The company has been characterised by its speed of change since it was launched by Gates and his partner, Paul Allen, in 1975. At the tail end of the Seventies IBM approached a number of organisations to develop an operating system for what would be the world’s first personal computer.
Gates told IBM he could do this though he did not have the technology to support his claim at that time. He bought in the MS-DOS software system which was combined with Intel chips to go into the IBM PC, launched in 1981. It was the making of both Microsoft and Intel.
Since then the company has been noted more for a mixture of good marketing and keen business timing than key technological advances.
At critical points in the development of the computer industry Microsoft has successfully read which way the market is veering and switched direction accordingly. It struck deals to develop operating systems with IBM’s early rivals like Compaq and Dell before they could seek alternative software vendors.
When Apple launched its Macintosh in the early Eighties, Microsoft copied the window-style on-screen display for its own generation of Windows software. The first mid-Eighties versions of this software were slow, used a lot of memory, and were not as easy to use as the Apple system. It was not until the launch of Windows 3.0 in 1990 that the system began to work well.
Microsoft exploited its advantage, overtaking Lotus spreadsheet packages, WordPerfect word processing software and various other database packages – reducing them to also-rans in market share terms.
As one insider at a hardware manufacturer says: “I can’t think of any Microsoft product that is revolutionary. What the company does do well is bring standards to a difficult industry. And it is very skilled at marketing. Its people are good manipulators. They are able to make consumers believe they really need its products.”
Gates is in such a strong position that he can afford to smile benevolently when he hears this sort of comment but does not shy away from the key role marketing plays for Microsoft.
He says: “Perhaps ten per cent of our people are involved in marketing, yet our competitors accuse us of having better marketing than products. This isn’t true, but it is a tribute to the fact that marketing is absolutely critical to our business.
“Customers have to know that we are an innovative company that’s thinking long term. We have a theme which is ‘Where do you want to go today?’ That talks about empowering people. We try to make all our messages fit that ethos.”

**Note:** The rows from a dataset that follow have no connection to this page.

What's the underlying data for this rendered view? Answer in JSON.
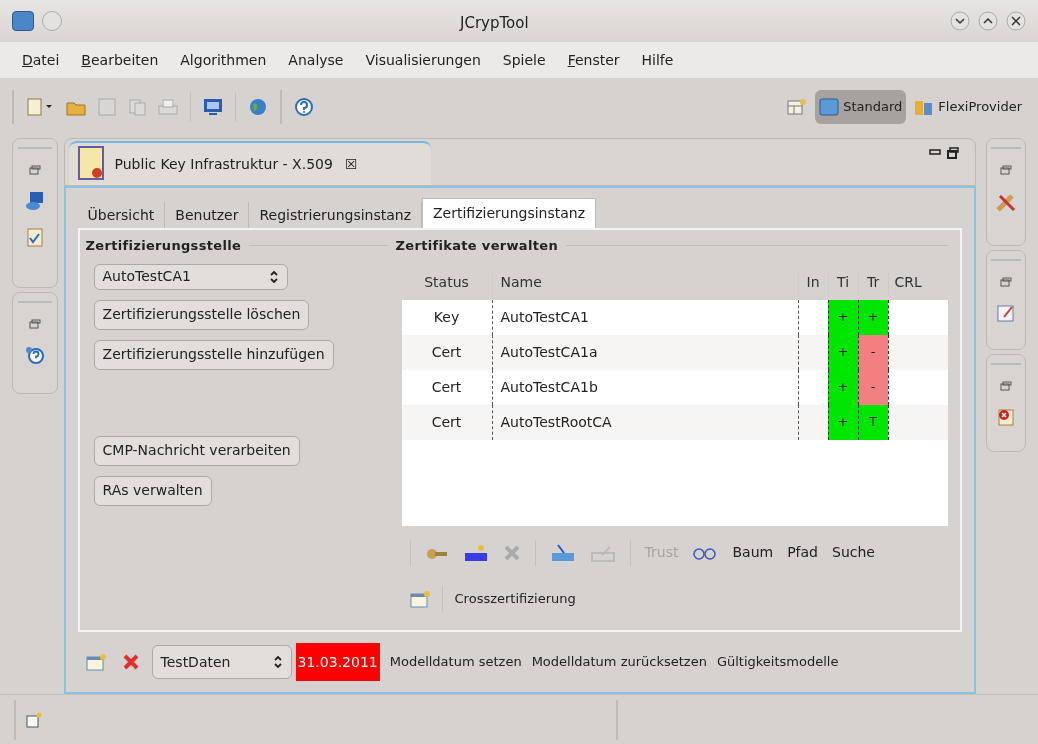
{
  "window": {
    "title": "JCrypTool"
  },
  "menu": [
    {
      "label": "Datei",
      "mnemonic": true
    },
    {
      "label": "Bearbeiten",
      "mnemonic": true
    },
    {
      "label": "Algorithmen",
      "mnemonic": false
    },
    {
      "label": "Analyse",
      "mnemonic": false
    },
    {
      "label": "Visualisierungen",
      "mnemonic": false
    },
    {
      "label": "Spiele",
      "mnemonic": false
    },
    {
      "label": "Fenster",
      "mnemonic": true
    },
    {
      "label": "Hilfe",
      "mnemonic": false
    }
  ],
  "perspectives": [
    {
      "label": "Standard",
      "selected": true
    },
    {
      "label": "FlexiProvider",
      "selected": false
    }
  ],
  "editor": {
    "title": "Public Key Infrastruktur - X.509",
    "close": "☒"
  },
  "tabs": [
    {
      "label": "Übersicht",
      "selected": false
    },
    {
      "label": "Benutzer",
      "selected": false
    },
    {
      "label": "Registrierungsinstanz",
      "selected": false
    },
    {
      "label": "Zertifizierungsinstanz",
      "selected": true
    }
  ],
  "ca_section": {
    "title": "Zertifizierungsstelle",
    "select": "AutoTestCA1",
    "buttons": [
      "Zertifizierungsstelle löschen",
      "Zertifizierungsstelle hinzufügen"
    ],
    "buttons_lower": [
      "CMP-Nachricht verarbeiten",
      "RAs verwalten"
    ]
  },
  "cert_section": {
    "title": "Zertifikate verwalten",
    "columns": [
      "Status",
      "Name",
      "In",
      "Ti",
      "Tr",
      "CRL"
    ],
    "rows": [
      {
        "status": "Key",
        "name": "AutoTestCA1",
        "ti": {
          "text": "+",
          "color": "#00e600"
        },
        "tr": {
          "text": "+",
          "color": "#00e600"
        }
      },
      {
        "status": "Cert",
        "name": "AutoTestCA1a",
        "ti": {
          "text": "+",
          "color": "#00e600"
        },
        "tr": {
          "text": "-",
          "color": "#f28080"
        }
      },
      {
        "status": "Cert",
        "name": "AutoTestCA1b",
        "ti": {
          "text": "+",
          "color": "#00e600"
        },
        "tr": {
          "text": "-",
          "color": "#f28080"
        }
      },
      {
        "status": "Cert",
        "name": "AutoTestRootCA",
        "ti": {
          "text": "+",
          "color": "#00e600"
        },
        "tr": {
          "text": "T",
          "color": "#00e600"
        }
      }
    ],
    "actions": [
      {
        "label": "Trust",
        "disabled": true
      },
      {
        "label": "Baum",
        "disabled": false
      },
      {
        "label": "Pfad",
        "disabled": false
      },
      {
        "label": "Suche",
        "disabled": false
      }
    ],
    "cross": "Crosszertifizierung"
  },
  "bottom": {
    "select": "TestDaten",
    "date": "31.03.2011",
    "links": [
      "Modelldatum setzen",
      "Modelldatum zurücksetzen",
      "Gültigkeitsmodelle"
    ]
  }
}
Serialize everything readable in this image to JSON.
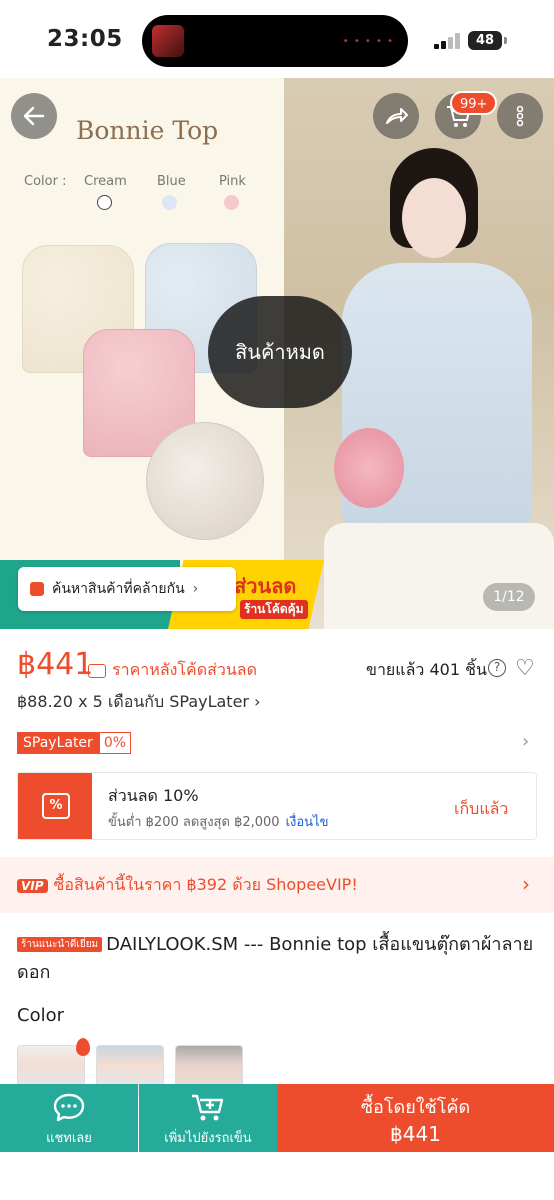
{
  "status_bar": {
    "time": "23:05",
    "battery": "48"
  },
  "hero": {
    "image_title": "Bonnie Top",
    "color_label": "Color :",
    "colors": [
      "Cream",
      "Blue",
      "Pink"
    ],
    "out_of_stock": "สินค้าหมด",
    "cart_badge": "99+",
    "page_indicator": "1/12",
    "find_similar": "ค้นหาสินค้าที่คล้ายกัน",
    "banner_discount": "ส่วนลด",
    "banner_sub": "ร้านโค้ดคุ้ม"
  },
  "price": {
    "amount": "฿441",
    "after_code": "ราคาหลังโค้ดส่วนลด",
    "sold": "ขายแล้ว 401 ชิ้น",
    "installment": "฿88.20 x 5 เดือนกับ SPayLater ›",
    "spaylater": "SPayLater",
    "spaylater_rate": "0%"
  },
  "voucher": {
    "title": "ส่วนลด 10%",
    "condition": "ขั้นต่ำ ฿200 ลดสูงสุด ฿2,000",
    "terms": "เงื่อนไข",
    "collected": "เก็บแล้ว"
  },
  "vip": {
    "tag": "VIP",
    "text": "ซื้อสินค้านี้ในราคา ฿392 ด้วย ShopeeVIP!"
  },
  "product": {
    "shop_tag": "ร้านแนะนำดีเยี่ยม",
    "title": "DAILYLOOK.SM --- Bonnie top เสื้อแขนตุ๊กตาผ้าลายดอก"
  },
  "variants": {
    "heading": "Color"
  },
  "bottom_bar": {
    "chat": "แชทเลย",
    "add_cart": "เพิ่มไปยังรถเข็น",
    "buy_label": "ซื้อโดยใช้โค้ด",
    "buy_price": "฿441"
  },
  "colors": {
    "accent": "#ee4d2d",
    "teal": "#26aa99"
  }
}
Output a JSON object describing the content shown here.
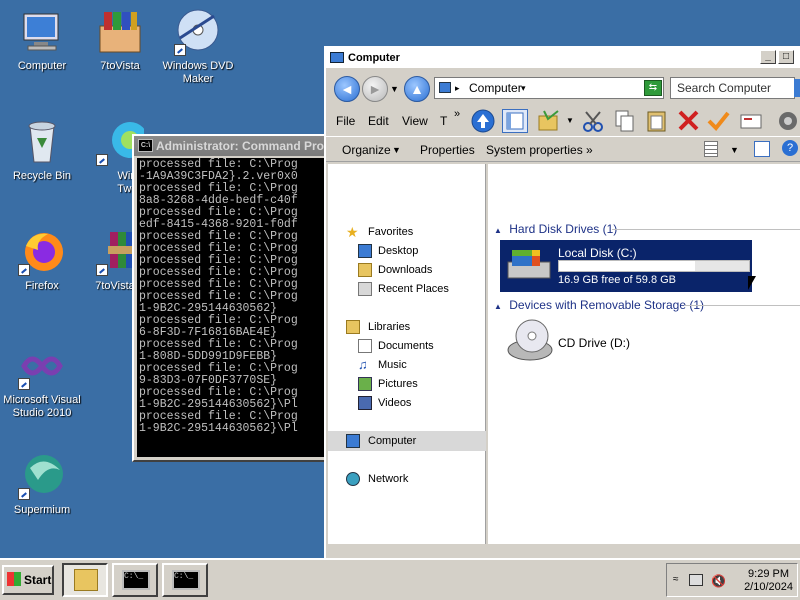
{
  "desktop": {
    "icons": [
      {
        "label": "Computer"
      },
      {
        "label": "7toVista"
      },
      {
        "label": "Windows DVD Maker"
      },
      {
        "label": "Recycle Bin"
      },
      {
        "label": "Winaero Tweaker"
      },
      {
        "label": "Firefox"
      },
      {
        "label": "7toVista"
      },
      {
        "label": "Microsoft Visual Studio 2010"
      },
      {
        "label": "Supermium"
      }
    ]
  },
  "cmd": {
    "title": "Administrator: Command Prompt",
    "lines": [
      "processed file: C:\\Prog",
      "-1A9A39C3FDA2}.2.ver0x0",
      "processed file: C:\\Prog",
      "8a8-3268-4dde-bedf-c40f",
      "processed file: C:\\Prog",
      "edf-8415-4368-9201-f0df",
      "processed file: C:\\Prog",
      "processed file: C:\\Prog",
      "processed file: C:\\Prog",
      "processed file: C:\\Prog",
      "processed file: C:\\Prog",
      "processed file: C:\\Prog",
      "1-9B2C-295144630562}",
      "processed file: C:\\Prog",
      "6-8F3D-7F16816BAE4E}",
      "processed file: C:\\Prog",
      "1-808D-5DD991D9FEBB}",
      "processed file: C:\\Prog",
      "9-83D3-07F0DF3770SE}",
      "processed file: C:\\Prog",
      "1-9B2C-295144630562}\\Pl",
      "processed file: C:\\Prog",
      "1-9B2C-295144630562}\\Pl"
    ]
  },
  "explorer": {
    "title": "Computer",
    "address": "Computer",
    "search_placeholder": "Search Computer",
    "menu": {
      "file": "File",
      "edit": "Edit",
      "view": "View",
      "tools": "T"
    },
    "commands": {
      "organize": "Organize",
      "properties": "Properties",
      "system_properties": "System properties",
      "more": "»"
    },
    "nav": {
      "favorites": "Favorites",
      "desktop": "Desktop",
      "downloads": "Downloads",
      "recent": "Recent Places",
      "libraries": "Libraries",
      "documents": "Documents",
      "music": "Music",
      "pictures": "Pictures",
      "videos": "Videos",
      "computer": "Computer",
      "network": "Network"
    },
    "groups": {
      "hdd": "Hard Disk Drives (1)",
      "removable": "Devices with Removable Storage (1)"
    },
    "drives": {
      "c_name": "Local Disk (C:)",
      "c_free": "16.9 GB free of 59.8 GB",
      "c_used_fraction": 0.717,
      "d_name": "CD Drive (D:)"
    }
  },
  "taskbar": {
    "start": "Start",
    "time": "9:29 PM",
    "date": "2/10/2024"
  }
}
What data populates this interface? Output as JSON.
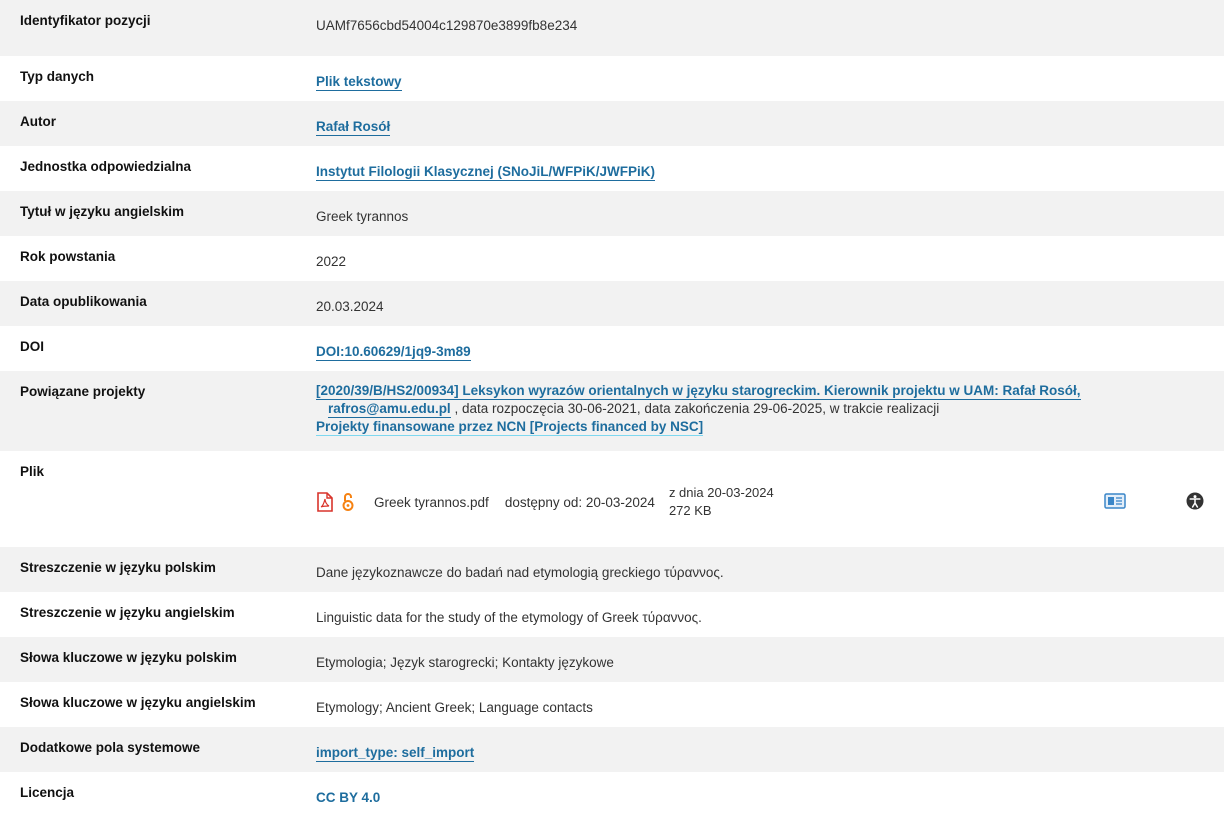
{
  "rows": {
    "id": {
      "label": "Identyfikator pozycji",
      "value": "UAMf7656cbd54004c129870e3899fb8e234"
    },
    "type": {
      "label": "Typ danych",
      "value": "Plik tekstowy"
    },
    "author": {
      "label": "Autor",
      "value": "Rafał Rosół"
    },
    "unit": {
      "label": "Jednostka odpowiedzialna",
      "value": "Instytut Filologii Klasycznej (SNoJiL/WFPiK/JWFPiK)"
    },
    "title_en": {
      "label": "Tytuł w języku angielskim",
      "value": "Greek tyrannos"
    },
    "year": {
      "label": "Rok powstania",
      "value": "2022"
    },
    "published": {
      "label": "Data opublikowania",
      "value": "20.03.2024"
    },
    "doi": {
      "label": "DOI",
      "value": "DOI:10.60629/1jq9-3m89"
    },
    "projects": {
      "label": "Powiązane projekty",
      "project_link": "[2020/39/B/HS2/00934] Leksykon wyrazów orientalnych w języku starogreckim. Kierownik projektu w UAM: Rafał Rosół,",
      "email": "rafros@amu.edu.pl",
      "project_details": ", data rozpoczęcia 30-06-2021, data zakończenia 29-06-2025, w trakcie realizacji",
      "funding_link": "Projekty finansowane przez NCN [Projects financed by NSC]"
    },
    "file": {
      "label": "Plik",
      "name": "Greek tyrannos.pdf",
      "available": "dostępny od: 20-03-2024",
      "date": "z dnia 20-03-2024",
      "size": "272 KB",
      "icons": [
        "pdf-icon",
        "open-access-icon",
        "preview-card-icon",
        "accessibility-icon"
      ]
    },
    "abstract_pl": {
      "label": "Streszczenie w języku polskim",
      "value": "Dane językoznawcze do badań nad etymologią greckiego τύραννος."
    },
    "abstract_en": {
      "label": "Streszczenie w języku angielskim",
      "value": "Linguistic data for the study of the etymology of Greek τύραννος."
    },
    "keywords_pl": {
      "label": "Słowa kluczowe w języku polskim",
      "value": "Etymologia; Język starogrecki; Kontakty językowe"
    },
    "keywords_en": {
      "label": "Słowa kluczowe w języku angielskim",
      "value": "Etymology; Ancient Greek; Language contacts"
    },
    "system": {
      "label": "Dodatkowe pola systemowe",
      "value": "import_type: self_import"
    },
    "license": {
      "label": "Licencja",
      "value": "CC BY 4.0"
    }
  },
  "colors": {
    "link": "#1e6d9e",
    "row_shade": "#f2f2f2",
    "pdf": "#d9342b",
    "open_access": "#f68212",
    "preview_icon": "#3a86c8"
  }
}
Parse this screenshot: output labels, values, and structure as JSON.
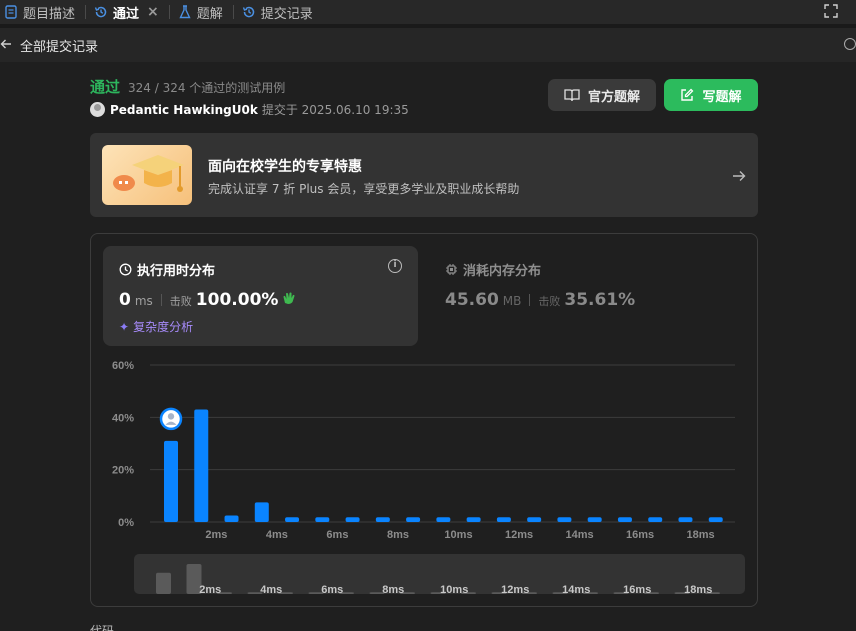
{
  "tabs": [
    {
      "label": "题目描述",
      "icon": "document-icon",
      "active": false
    },
    {
      "label": "通过",
      "icon": "history-icon",
      "active": true
    },
    {
      "label": "题解",
      "icon": "flask-icon",
      "active": false
    },
    {
      "label": "提交记录",
      "icon": "history-icon",
      "active": false
    }
  ],
  "tab_close": "×",
  "back": {
    "label": "全部提交记录"
  },
  "submission": {
    "status": "通过",
    "tests": "324 / 324 个通过的测试用例",
    "username": "Pedantic HawkingU0k",
    "submitted": "提交于 2025.06.10 19:35"
  },
  "buttons": {
    "official": "官方题解",
    "write": "写题解"
  },
  "promo": {
    "title": "面向在校学生的专享特惠",
    "subtitle": "完成认证享 7 折 Plus 会员，享受更多学业及职业成长帮助"
  },
  "runtime": {
    "title": "执行用时分布",
    "value": "0",
    "unit": "ms",
    "beat_label": "击败",
    "beat": "100.00%",
    "complexity": "复杂度分析"
  },
  "memory": {
    "title": "消耗内存分布",
    "value": "45.60",
    "unit": "MB",
    "beat_label": "击败",
    "beat": "35.61%"
  },
  "chart_data": {
    "type": "bar",
    "ylabel": "",
    "yticks": [
      "0%",
      "20%",
      "40%",
      "60%"
    ],
    "ylim": [
      0,
      60
    ],
    "xticks": [
      "2ms",
      "4ms",
      "6ms",
      "8ms",
      "10ms",
      "12ms",
      "14ms",
      "16ms",
      "18ms"
    ],
    "values": [
      31,
      43,
      2.5,
      7.5,
      1.8,
      1.8,
      1.8,
      1.8,
      1.8,
      1.8,
      1.8,
      1.8,
      1.8,
      1.8,
      1.8,
      1.8,
      1.8,
      1.8,
      1.8
    ],
    "highlight_index": 0,
    "bar_color": "#0a84ff",
    "grid": true
  },
  "mini_chart": {
    "values": [
      24,
      34,
      2,
      2,
      2,
      2,
      2,
      2,
      2,
      2,
      2,
      2,
      2,
      2,
      2,
      2,
      2,
      2,
      2
    ],
    "xticks": [
      "2ms",
      "4ms",
      "6ms",
      "8ms",
      "10ms",
      "12ms",
      "14ms",
      "16ms",
      "18ms"
    ],
    "color": "#5a5a5a"
  },
  "code_label": "代码"
}
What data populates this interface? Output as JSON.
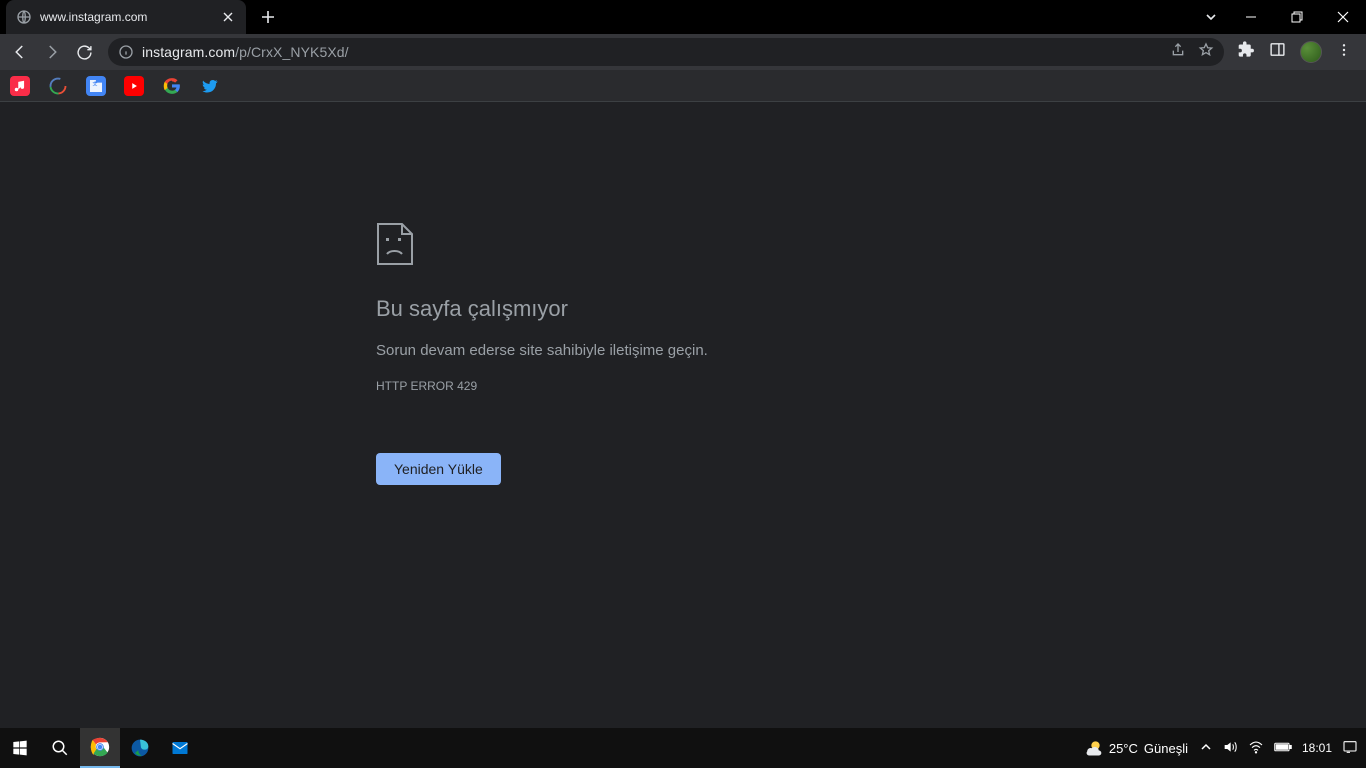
{
  "tab": {
    "title": "www.instagram.com"
  },
  "omnibox": {
    "host": "instagram.com",
    "path": "/p/CrxX_NYK5Xd/"
  },
  "error": {
    "title": "Bu sayfa çalışmıyor",
    "message": "Sorun devam ederse site sahibiyle iletişime geçin.",
    "code": "HTTP ERROR 429",
    "reload_label": "Yeniden Yükle"
  },
  "taskbar": {
    "weather_temp": "25°C",
    "weather_desc": "Güneşli",
    "time": "18:01"
  }
}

In 1995, the company doubled its ad spend to 150m for a global branding campaign, through US agency Wieden & Kennedy. The campaign kicked-off with the Windows 95 launch, then the initiative switched to branding the company across radio, TV and press.
But some sources believe that despite its prowess, Microsoft is still missing an advertising opportunity.
“It does a huge amount of technical ads and at the other extreme, brand work, but there is very little work in the middle to exploit the practical applications of Microsoft,” says one source.
“The company would not fit into the classic packaged goods marketing scenario but its speed of operation and propensity to change are things that other organisations could learn from,” he adds.
Trying to predict what the future holds for a company as dominant as Microsoft is the same as asking what’s next for the industry. Those involved in IT like to say their business moves faster than any other. They are right. In less than 50 years the industry has gone through three revolutions, taking it from the dominance of IBM to the power of software and Microsoft.
The key question, and one which nobody has the answer to, is how to make money from the Net – through retailing, through the provision of content, or in some way yet to be discovered. Microsoft is throwing money and talent at an alarming rate into both retailing and content.
What will become clear next Wednesday, when Gates speaks to the Marketing Society, is that he does not have the answers either. One of the things he seems to share with John Major.